* Try it
The response should be a faithful copy of every record, with nothing left out.
#### Data shown
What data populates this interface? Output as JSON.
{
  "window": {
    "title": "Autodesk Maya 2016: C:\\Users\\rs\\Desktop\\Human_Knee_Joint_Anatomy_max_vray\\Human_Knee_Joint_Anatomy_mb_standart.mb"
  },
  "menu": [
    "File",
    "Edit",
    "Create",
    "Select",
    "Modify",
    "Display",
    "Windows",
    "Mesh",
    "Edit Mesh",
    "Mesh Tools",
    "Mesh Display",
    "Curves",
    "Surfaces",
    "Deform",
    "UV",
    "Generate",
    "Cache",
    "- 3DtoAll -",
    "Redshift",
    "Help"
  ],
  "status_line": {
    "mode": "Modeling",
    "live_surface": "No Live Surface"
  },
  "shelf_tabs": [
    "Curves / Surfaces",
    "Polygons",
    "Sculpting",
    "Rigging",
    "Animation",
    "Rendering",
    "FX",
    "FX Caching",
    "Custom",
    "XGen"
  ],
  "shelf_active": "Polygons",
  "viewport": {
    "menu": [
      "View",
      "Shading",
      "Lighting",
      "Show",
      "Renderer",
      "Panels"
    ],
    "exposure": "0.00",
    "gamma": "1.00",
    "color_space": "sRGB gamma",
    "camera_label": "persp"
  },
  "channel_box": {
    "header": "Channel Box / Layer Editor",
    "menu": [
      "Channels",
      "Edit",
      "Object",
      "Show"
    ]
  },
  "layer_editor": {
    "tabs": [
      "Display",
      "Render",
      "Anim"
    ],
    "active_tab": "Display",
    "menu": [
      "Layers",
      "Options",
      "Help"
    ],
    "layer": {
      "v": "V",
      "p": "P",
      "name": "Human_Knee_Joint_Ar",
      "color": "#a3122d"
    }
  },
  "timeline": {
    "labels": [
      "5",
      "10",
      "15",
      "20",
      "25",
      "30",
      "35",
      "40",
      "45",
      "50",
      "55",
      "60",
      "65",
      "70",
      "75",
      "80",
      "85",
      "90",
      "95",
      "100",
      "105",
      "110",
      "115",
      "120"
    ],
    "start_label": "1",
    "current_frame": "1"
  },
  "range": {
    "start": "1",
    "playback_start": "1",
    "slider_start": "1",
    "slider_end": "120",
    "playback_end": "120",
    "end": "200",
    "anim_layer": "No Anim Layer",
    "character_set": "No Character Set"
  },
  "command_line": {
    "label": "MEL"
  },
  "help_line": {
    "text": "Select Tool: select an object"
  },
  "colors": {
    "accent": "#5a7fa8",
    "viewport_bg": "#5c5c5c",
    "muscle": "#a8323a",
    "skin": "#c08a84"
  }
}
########
* Exercise solution
What data populates this interface? Output as JSON.
{
  "window": {
    "title": "Autodesk Maya 2016: C:\\Users\\rs\\Desktop\\Human_Knee_Joint_Anatomy_max_vray\\Human_Knee_Joint_Anatomy_mb_standart.mb"
  },
  "menu": [
    "File",
    "Edit",
    "Create",
    "Select",
    "Modify",
    "Display",
    "Windows",
    "Mesh",
    "Edit Mesh",
    "Mesh Tools",
    "Mesh Display",
    "Curves",
    "Surfaces",
    "Deform",
    "UV",
    "Generate",
    "Cache",
    "- 3DtoAll -",
    "Redshift",
    "Help"
  ],
  "status_line": {
    "mode": "Modeling",
    "live_surface": "No Live Surface"
  },
  "shelf_tabs": [
    "Curves / Surfaces",
    "Polygons",
    "Sculpting",
    "Rigging",
    "Animation",
    "Rendering",
    "FX",
    "FX Caching",
    "Custom",
    "XGen"
  ],
  "shelf_active": "Polygons",
  "viewport": {
    "menu": [
      "View",
      "Shading",
      "Lighting",
      "Show",
      "Renderer",
      "Panels"
    ],
    "exposure": "0.00",
    "gamma": "1.00",
    "color_space": "sRGB gamma",
    "camera_label": "persp"
  },
  "channel_box": {
    "header": "Channel Box / Layer Editor",
    "menu": [
      "Channels",
      "Edit",
      "Object",
      "Show"
    ]
  },
  "layer_editor": {
    "tabs": [
      "Display",
      "Render",
      "Anim"
    ],
    "active_tab": "Display",
    "menu": [
      "Layers",
      "Options",
      "Help"
    ],
    "layer": {
      "v": "V",
      "p": "P",
      "name": "Human_Knee_Joint_Ar",
      "color": "#a3122d"
    }
  },
  "timeline": {
    "labels": [
      "5",
      "10",
      "15",
      "20",
      "25",
      "30",
      "35",
      "40",
      "45",
      "50",
      "55",
      "60",
      "65",
      "70",
      "75",
      "80",
      "85",
      "90",
      "95",
      "100",
      "105",
      "110",
      "115",
      "120"
    ],
    "start_label": "1",
    "current_frame": "1"
  },
  "range": {
    "start": "1",
    "playback_start": "1",
    "slider_start": "1",
    "slider_end": "120",
    "playback_end": "120",
    "end": "200",
    "anim_layer": "No Anim Layer",
    "character_set": "No Character Set"
  },
  "command_line": {
    "label": "MEL"
  },
  "help_line": {
    "text": "Select Tool: select an object"
  },
  "colors": {
    "accent": "#5a7fa8",
    "viewport_bg": "#5c5c5c",
    "muscle": "#a8323a",
    "skin": "#c08a84"
  }
}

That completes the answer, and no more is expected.